───── SUPPLIED MATERIAL ─────

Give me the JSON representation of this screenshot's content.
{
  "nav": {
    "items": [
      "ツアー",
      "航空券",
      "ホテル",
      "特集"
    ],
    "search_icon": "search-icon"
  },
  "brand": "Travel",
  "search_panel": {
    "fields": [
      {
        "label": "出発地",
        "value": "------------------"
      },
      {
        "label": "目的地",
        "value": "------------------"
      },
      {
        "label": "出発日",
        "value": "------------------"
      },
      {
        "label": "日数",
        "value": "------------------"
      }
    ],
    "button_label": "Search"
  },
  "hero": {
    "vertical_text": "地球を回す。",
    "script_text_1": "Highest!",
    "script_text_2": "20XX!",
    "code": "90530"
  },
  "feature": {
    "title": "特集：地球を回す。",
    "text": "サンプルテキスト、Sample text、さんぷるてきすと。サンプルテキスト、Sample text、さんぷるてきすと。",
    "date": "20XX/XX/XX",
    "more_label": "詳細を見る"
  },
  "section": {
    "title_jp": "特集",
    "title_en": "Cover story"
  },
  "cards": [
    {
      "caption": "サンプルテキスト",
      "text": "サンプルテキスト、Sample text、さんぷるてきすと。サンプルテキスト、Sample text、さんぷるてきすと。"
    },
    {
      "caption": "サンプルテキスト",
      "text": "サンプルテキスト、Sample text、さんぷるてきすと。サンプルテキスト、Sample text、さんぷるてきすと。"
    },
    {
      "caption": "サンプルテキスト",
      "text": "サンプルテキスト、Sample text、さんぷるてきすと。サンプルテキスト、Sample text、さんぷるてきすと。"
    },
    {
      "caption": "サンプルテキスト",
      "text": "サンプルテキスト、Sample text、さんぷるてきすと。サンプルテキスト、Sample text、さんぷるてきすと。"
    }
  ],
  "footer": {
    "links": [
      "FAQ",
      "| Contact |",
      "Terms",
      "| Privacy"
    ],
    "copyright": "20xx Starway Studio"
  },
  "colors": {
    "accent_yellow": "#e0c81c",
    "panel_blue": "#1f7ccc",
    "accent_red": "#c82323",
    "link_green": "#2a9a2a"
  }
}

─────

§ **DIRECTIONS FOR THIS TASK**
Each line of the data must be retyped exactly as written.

§ **SOLUTION TO THIS TASK**
Give me the JSON representation of this screenshot's content.
{
  "nav": {
    "items": [
      "ツアー",
      "航空券",
      "ホテル",
      "特集"
    ],
    "search_icon": "search-icon"
  },
  "brand": "Travel",
  "search_panel": {
    "fields": [
      {
        "label": "出発地",
        "value": "------------------"
      },
      {
        "label": "目的地",
        "value": "------------------"
      },
      {
        "label": "出発日",
        "value": "------------------"
      },
      {
        "label": "日数",
        "value": "------------------"
      }
    ],
    "button_label": "Search"
  },
  "hero": {
    "vertical_text": "地球を回す。",
    "script_text_1": "Highest!",
    "script_text_2": "20XX!",
    "code": "90530"
  },
  "feature": {
    "title": "特集：地球を回す。",
    "text": "サンプルテキスト、Sample text、さんぷるてきすと。サンプルテキスト、Sample text、さんぷるてきすと。",
    "date": "20XX/XX/XX",
    "more_label": "詳細を見る"
  },
  "section": {
    "title_jp": "特集",
    "title_en": "Cover story"
  },
  "cards": [
    {
      "caption": "サンプルテキスト",
      "text": "サンプルテキスト、Sample text、さんぷるてきすと。サンプルテキスト、Sample text、さんぷるてきすと。"
    },
    {
      "caption": "サンプルテキスト",
      "text": "サンプルテキスト、Sample text、さんぷるてきすと。サンプルテキスト、Sample text、さんぷるてきすと。"
    },
    {
      "caption": "サンプルテキスト",
      "text": "サンプルテキスト、Sample text、さんぷるてきすと。サンプルテキスト、Sample text、さんぷるてきすと。"
    },
    {
      "caption": "サンプルテキスト",
      "text": "サンプルテキスト、Sample text、さんぷるてきすと。サンプルテキスト、Sample text、さんぷるてきすと。"
    }
  ],
  "footer": {
    "links": [
      "FAQ",
      "| Contact |",
      "Terms",
      "| Privacy"
    ],
    "copyright": "20xx Starway Studio"
  },
  "colors": {
    "accent_yellow": "#e0c81c",
    "panel_blue": "#1f7ccc",
    "accent_red": "#c82323",
    "link_green": "#2a9a2a"
  }
}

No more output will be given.